So, what were four of them doing? They were filming a
school project previously approved by the professor.

Who cause more panic? The kids filming a robbery
school assignment , or when a big crew of polices showing up with
big machine guns, or when the prosecutor's
over-reaction causing all the teachers and students
nationwide to worry about their previous/future
creative writing is now considered criminals, and their civil

It might be all timing. There will be no problem if
this happened before VT instance. You have to admit
the kids do have poor judgment in filming such a school project
just one week after the VT instance.

Don't we make some bad judgment in the past? Are we
supposed to charge people with bad judgment as
criminals even without any crimes been committed? How
about the professor who promoted creative writing,
approved the scripts, and did NOT stop them from
completing the assignment after VT instance?

If the prosecutor or school has good judgment, why
didn't they provide guidance for the students. Since
the VT instance, are there rules and regulation from
school to the students about not doing any projects
involving plastic weapon? Do they advise the students
that creative writing could now be considered

Can you justify this? If both the adults and the kids
have poor judgment, the kids' life should be ruined to
pay for it.

Those four kids have gone through a lot. They have
apology many times for the chaos and panics they have
caused, and that they have no intention to scare any
one. They have always tried to do their best at
school, volunteered a lot of community work, and be
good citizens. Because of this time-sensitive
instance, one of the kid was jailed for two days, the
others were handcuffed out of their dorms, and
appeared on the TV News as criminals. Can you image what
they are going through? If they knew they will be
going through this, I think, they will rather get an
ââ?¬Ë?F'on their school project instead. Don't you think they
have learned their lesson already?

It is time for more healing, consulting, and
guidelines for the students whom were scared by the
poor judgments and who had the poor judgments. Please
drop the case, and give everyone a chance to fix the
damage that was caused unintentionally.

This case illustrates perfectly why Camblos is not a judge now, and how the community is better off because of it. Intent is EVERYTHING, and to argue that it doesn't matter is, well, pretty stupid. Those kids did absolutely nothing wrong.

I completely agree. Intent does make a huge difference. This is honestly a case of students doing the wrong thing, at the wrong place, at the wrong time. I mean sure... they did show poor judgment, but one foolish action does not make them foolish people. After all, haven't we all made a mistake or bad decision at some point or another?

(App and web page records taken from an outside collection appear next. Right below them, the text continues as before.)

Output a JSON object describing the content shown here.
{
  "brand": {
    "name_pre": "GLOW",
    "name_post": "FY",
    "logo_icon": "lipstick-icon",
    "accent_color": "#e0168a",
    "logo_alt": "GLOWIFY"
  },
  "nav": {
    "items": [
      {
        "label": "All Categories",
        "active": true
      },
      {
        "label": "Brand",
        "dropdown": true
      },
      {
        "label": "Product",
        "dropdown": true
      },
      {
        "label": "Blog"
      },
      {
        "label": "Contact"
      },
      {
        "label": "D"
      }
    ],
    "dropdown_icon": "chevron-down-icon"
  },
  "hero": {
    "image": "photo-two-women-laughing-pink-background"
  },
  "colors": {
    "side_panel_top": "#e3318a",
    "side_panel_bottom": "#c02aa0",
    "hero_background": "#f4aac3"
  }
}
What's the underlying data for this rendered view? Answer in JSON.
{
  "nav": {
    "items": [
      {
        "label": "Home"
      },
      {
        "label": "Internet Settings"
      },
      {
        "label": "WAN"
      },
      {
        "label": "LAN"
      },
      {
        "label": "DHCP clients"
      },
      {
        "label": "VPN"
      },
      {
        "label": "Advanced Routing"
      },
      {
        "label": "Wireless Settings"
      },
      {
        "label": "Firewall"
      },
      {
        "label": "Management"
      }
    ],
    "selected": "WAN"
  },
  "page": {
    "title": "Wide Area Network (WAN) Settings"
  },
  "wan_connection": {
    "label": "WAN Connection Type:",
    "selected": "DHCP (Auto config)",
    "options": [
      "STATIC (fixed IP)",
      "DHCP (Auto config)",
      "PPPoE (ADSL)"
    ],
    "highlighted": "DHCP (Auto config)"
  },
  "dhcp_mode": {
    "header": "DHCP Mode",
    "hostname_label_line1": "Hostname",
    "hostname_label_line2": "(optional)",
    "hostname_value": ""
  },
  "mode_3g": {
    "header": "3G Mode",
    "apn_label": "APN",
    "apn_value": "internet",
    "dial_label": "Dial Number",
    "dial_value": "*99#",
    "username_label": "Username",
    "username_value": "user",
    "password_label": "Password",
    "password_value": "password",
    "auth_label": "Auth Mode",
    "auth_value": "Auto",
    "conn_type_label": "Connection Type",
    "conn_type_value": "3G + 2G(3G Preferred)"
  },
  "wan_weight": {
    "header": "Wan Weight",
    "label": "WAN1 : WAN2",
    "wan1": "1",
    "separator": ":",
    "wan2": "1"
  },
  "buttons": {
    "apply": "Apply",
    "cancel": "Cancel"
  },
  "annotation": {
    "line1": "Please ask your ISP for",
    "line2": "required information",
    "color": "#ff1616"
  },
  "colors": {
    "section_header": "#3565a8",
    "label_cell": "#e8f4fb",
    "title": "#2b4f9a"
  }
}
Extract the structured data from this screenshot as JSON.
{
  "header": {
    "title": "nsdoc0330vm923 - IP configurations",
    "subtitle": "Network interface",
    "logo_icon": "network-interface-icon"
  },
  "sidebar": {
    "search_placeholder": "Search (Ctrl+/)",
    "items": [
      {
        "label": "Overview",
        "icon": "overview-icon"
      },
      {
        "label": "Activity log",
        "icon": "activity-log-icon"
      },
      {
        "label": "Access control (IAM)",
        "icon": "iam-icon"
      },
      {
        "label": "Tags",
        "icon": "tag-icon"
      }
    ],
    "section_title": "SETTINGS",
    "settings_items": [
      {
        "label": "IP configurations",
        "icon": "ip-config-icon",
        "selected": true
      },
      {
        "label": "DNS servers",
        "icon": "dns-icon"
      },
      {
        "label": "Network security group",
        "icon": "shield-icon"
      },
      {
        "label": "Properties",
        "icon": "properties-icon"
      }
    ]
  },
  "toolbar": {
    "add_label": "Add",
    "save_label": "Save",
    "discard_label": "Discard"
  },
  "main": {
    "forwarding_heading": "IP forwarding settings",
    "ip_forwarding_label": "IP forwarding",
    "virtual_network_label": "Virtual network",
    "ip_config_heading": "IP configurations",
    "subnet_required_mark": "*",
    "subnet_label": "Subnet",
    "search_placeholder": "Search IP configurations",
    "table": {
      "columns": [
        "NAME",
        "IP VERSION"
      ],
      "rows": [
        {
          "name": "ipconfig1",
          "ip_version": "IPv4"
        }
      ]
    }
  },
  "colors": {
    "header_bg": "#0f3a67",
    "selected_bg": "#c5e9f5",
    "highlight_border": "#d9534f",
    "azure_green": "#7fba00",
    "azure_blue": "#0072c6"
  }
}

If you look at it from their point of view.. it's a monday night, their school week has just started and they're probably tired... they're doing a final project and they want to do a good job on it. Part of doing a good job on a film project is making it seem real... some kid had a broken down b.b. gun that probably looked more real than a pink watergun or something. They probably did consider that using it was risky... but they figure, hey, as long as they're careful... what's the worst that could happen? Well, unfortunately... now they know.

They also KNOW that they made a bad decision, and have apologized and taken responsibility without being asked to... and I'm pretty sure that they have paid for their mistake many times over.

i think this is totally rediculous! it is hard for me not to think there is racial profile behind the arrest. this is a project approved by the professor. the police should made the investigation. after they find out the fact, then they should drop the charges. why they did not do it. it is very hard for me not think that this is a racial profiling arrest. i think the police chief and school chief should come out to clarify the issue, including an apology.

These students gave a clear explanation of what they were doing and stood up to take responsiblity for it. The cops in the heat of the moment seem to have overreacted, but they were in an ongoing situation. What is our prosecuting attorney really after? Justice, or some high-profile way of getting his name in the media? He should quit wasting taxpayers money.